Personally, I’ve experienced other peoples’ expectations for more in my own life: people thought that I should be married when I was still single after college, or that I should have children when I had been married for several years but remained childless, or that my husband and I should not take a lower paying job even though we thought it would mean making more of a Kingdom impact. But more is not always God’s best for us.
Scripture paints a vastly different picture than that of our modern culture when it comes to what we need. We don’t need more of everything, and we don’t need to long for circumstances that are different from where we find ourselves. We need to be content with what we have in life, and we need to be content with our circumstances.
When we look at Jesus’ life on earth, we see the antithesis of what our culture impresses upon us. The gospels reveal that Jesus lived with very few, if any, material possessions. In fact, Jesus challenged a would-be follower with the truth that He did not even have a place to lay his head (Matthew 8:20). The point of Scripture does not seem to be that we should live as homeless people, but rather that we should be content with little.
Paul echoed this sentiment in Philippians 4:12 when he declared, “I know what it is to be in need, and I know what it is to have plenty. I have learned the secret of being content in any and every situation, whether well fed or hungry, whether living in plenty or in want.” This declaration is powerful. Being content in any and every situation is not our default attitude. Living in want is certainly not a status we seek, but both Jesus and Paul admonish us by their examples to be content even when we are living without.

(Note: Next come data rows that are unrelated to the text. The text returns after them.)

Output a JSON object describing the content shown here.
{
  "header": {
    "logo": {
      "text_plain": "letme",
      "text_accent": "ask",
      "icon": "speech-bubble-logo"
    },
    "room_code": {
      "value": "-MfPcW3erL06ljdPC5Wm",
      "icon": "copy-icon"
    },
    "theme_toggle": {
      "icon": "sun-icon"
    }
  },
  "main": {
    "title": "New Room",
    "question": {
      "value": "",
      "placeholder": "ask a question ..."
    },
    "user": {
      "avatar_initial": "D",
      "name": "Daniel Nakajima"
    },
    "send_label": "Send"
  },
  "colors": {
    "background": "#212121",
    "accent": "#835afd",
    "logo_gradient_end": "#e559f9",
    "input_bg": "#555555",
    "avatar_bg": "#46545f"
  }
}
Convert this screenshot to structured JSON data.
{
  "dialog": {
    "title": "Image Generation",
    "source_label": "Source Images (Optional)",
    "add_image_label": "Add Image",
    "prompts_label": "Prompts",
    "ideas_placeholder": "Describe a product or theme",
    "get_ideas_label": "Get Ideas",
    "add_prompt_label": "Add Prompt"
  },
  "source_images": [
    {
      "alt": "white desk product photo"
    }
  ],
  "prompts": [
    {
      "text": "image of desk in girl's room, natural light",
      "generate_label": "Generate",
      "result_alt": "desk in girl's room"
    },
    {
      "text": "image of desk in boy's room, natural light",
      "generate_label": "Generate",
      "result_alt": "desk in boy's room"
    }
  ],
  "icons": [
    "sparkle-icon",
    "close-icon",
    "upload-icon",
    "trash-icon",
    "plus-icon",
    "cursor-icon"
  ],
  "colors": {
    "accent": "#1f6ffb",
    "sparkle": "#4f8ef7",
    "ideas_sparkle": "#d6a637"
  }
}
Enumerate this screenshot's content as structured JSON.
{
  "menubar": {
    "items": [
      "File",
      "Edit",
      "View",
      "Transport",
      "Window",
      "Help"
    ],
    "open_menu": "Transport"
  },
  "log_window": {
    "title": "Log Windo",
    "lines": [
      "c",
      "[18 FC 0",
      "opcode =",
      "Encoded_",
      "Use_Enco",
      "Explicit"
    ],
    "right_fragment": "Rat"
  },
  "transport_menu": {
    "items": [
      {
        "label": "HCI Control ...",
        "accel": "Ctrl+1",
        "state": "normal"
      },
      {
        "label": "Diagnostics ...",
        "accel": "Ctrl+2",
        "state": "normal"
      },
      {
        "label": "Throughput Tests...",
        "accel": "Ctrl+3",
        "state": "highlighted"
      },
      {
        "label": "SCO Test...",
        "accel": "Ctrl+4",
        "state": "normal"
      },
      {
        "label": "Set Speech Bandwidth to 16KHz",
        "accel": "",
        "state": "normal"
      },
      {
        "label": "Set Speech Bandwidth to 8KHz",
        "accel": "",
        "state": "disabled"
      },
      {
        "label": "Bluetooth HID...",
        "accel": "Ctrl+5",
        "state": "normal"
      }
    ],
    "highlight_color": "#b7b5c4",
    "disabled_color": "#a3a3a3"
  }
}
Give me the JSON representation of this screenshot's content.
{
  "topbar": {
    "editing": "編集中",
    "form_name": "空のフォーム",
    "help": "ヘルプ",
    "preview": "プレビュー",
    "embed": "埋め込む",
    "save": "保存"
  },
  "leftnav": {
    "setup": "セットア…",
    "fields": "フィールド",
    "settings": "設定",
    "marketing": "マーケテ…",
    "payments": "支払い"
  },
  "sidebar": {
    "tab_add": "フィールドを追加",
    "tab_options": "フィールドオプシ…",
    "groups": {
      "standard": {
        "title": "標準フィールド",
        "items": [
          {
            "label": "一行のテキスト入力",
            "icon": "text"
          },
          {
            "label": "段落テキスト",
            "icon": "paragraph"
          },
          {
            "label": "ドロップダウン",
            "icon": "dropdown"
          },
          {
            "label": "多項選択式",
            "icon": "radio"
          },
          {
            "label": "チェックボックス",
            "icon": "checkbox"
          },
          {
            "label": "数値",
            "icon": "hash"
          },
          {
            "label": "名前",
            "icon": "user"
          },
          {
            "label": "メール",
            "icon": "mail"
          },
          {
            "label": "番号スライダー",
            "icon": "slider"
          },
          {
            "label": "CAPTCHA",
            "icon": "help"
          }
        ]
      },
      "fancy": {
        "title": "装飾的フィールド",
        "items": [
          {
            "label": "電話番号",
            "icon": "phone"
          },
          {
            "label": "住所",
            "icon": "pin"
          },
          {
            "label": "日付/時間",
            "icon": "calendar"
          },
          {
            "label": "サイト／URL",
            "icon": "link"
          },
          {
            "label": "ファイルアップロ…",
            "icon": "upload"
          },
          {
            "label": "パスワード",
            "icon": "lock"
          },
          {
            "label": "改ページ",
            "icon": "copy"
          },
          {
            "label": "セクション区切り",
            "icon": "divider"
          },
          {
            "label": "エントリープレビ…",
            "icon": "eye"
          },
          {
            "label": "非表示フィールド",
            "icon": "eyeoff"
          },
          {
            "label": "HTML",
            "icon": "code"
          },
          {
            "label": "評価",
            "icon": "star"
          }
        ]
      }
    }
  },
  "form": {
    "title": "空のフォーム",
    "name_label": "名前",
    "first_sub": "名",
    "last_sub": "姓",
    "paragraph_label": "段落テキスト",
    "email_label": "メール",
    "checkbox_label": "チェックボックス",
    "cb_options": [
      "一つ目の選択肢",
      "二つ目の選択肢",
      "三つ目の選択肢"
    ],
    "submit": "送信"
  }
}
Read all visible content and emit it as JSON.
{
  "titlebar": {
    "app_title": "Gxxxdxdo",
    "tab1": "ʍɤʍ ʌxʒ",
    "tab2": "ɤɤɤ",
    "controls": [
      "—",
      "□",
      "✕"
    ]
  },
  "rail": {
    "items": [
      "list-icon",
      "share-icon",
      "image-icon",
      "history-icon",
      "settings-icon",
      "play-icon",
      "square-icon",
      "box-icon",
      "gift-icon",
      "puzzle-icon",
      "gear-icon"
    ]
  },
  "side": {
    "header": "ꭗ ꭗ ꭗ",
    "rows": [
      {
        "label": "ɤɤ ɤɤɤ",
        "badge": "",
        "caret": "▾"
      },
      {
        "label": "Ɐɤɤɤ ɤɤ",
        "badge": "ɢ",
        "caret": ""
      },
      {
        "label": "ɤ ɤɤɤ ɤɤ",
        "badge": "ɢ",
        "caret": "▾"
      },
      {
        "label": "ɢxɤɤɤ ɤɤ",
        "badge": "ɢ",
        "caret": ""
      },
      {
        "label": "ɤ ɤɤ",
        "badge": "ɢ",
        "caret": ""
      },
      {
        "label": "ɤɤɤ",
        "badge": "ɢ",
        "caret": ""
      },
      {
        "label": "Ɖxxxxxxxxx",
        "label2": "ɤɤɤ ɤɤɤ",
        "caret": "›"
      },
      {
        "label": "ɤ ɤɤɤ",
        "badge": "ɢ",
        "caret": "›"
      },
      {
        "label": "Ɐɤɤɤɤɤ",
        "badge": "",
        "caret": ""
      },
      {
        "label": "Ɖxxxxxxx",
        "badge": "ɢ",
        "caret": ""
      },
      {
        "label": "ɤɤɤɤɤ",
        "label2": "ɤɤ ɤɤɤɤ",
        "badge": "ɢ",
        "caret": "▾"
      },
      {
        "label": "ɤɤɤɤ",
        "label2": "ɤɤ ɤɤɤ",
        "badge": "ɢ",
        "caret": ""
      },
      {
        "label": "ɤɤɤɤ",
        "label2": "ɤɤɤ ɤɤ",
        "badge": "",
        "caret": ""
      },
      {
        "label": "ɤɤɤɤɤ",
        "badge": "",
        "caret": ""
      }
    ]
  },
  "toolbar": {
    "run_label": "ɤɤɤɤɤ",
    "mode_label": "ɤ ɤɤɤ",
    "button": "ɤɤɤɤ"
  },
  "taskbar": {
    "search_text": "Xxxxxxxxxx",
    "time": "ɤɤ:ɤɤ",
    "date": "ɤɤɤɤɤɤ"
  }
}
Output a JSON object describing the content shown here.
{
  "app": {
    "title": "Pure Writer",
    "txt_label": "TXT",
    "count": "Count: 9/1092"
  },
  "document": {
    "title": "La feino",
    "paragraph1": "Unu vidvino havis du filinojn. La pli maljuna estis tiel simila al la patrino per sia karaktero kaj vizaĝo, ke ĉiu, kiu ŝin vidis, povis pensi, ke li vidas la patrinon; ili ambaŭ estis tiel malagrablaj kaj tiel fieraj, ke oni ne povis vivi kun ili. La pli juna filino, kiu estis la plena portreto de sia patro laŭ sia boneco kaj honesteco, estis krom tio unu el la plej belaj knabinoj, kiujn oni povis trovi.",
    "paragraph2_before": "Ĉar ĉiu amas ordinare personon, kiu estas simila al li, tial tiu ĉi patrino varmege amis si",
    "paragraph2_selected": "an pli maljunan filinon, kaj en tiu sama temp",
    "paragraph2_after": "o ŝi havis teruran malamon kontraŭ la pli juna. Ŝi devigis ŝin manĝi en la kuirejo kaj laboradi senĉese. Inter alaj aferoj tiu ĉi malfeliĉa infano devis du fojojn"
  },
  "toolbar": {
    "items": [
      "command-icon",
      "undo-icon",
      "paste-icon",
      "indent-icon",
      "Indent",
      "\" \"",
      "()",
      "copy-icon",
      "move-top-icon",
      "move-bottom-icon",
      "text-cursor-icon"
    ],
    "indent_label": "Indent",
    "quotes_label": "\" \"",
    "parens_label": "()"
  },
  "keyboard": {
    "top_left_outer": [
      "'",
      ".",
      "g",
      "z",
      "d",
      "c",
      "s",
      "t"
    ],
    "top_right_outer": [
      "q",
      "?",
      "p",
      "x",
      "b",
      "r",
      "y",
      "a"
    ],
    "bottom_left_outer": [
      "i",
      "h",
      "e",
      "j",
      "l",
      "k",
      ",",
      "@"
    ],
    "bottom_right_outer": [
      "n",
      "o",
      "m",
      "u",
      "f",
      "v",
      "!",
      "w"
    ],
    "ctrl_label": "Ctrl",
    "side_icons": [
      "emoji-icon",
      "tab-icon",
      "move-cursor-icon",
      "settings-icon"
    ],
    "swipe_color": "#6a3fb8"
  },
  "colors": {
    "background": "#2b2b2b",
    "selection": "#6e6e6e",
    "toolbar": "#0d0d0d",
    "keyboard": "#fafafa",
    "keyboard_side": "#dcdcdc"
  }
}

Jesus also communicated the idea that family can be found in the people around us, even if we do not have biological family. When told that his mother and brothers were nearby, Jesus replied that His mother and brothers were those people who hear God’s Word and obey it. This response does not mean that Jesus did not appreciate or value Mary or her other children, but it does indicate that there is a significant bond between those who are followers of Christ.
Many times, the culture around us, and even the culture within the church, pushes us to be married with children. But we need to remember that this family scenario may not be what God has planned for every person. Certainly, God ordained marriage and family, but history reveals that God has used many people for His glory who were never married and never had children – including Jesus and the apostle Paul.
The point is that we should seek to be content in the place where God has us. Whether we have plenty or little. Whether we live alone or with a large family. Any situation has both challenges and joys. Likely our situation will change throughout our lifetimes, but as we face the ups and downs of life, we should seek to live out Paul’s admonition to be content in any and every situation. Trust God. Know that He will provide. Believe that His plan is best. Oftentimes, the best seasons of spiritual growth come when we find ourselves in circumstances that we would not have chosen. God is sovereignly and faithfully working in our lives at all times for our good and for His glory. Living with a heart of contentment is living like Jesus.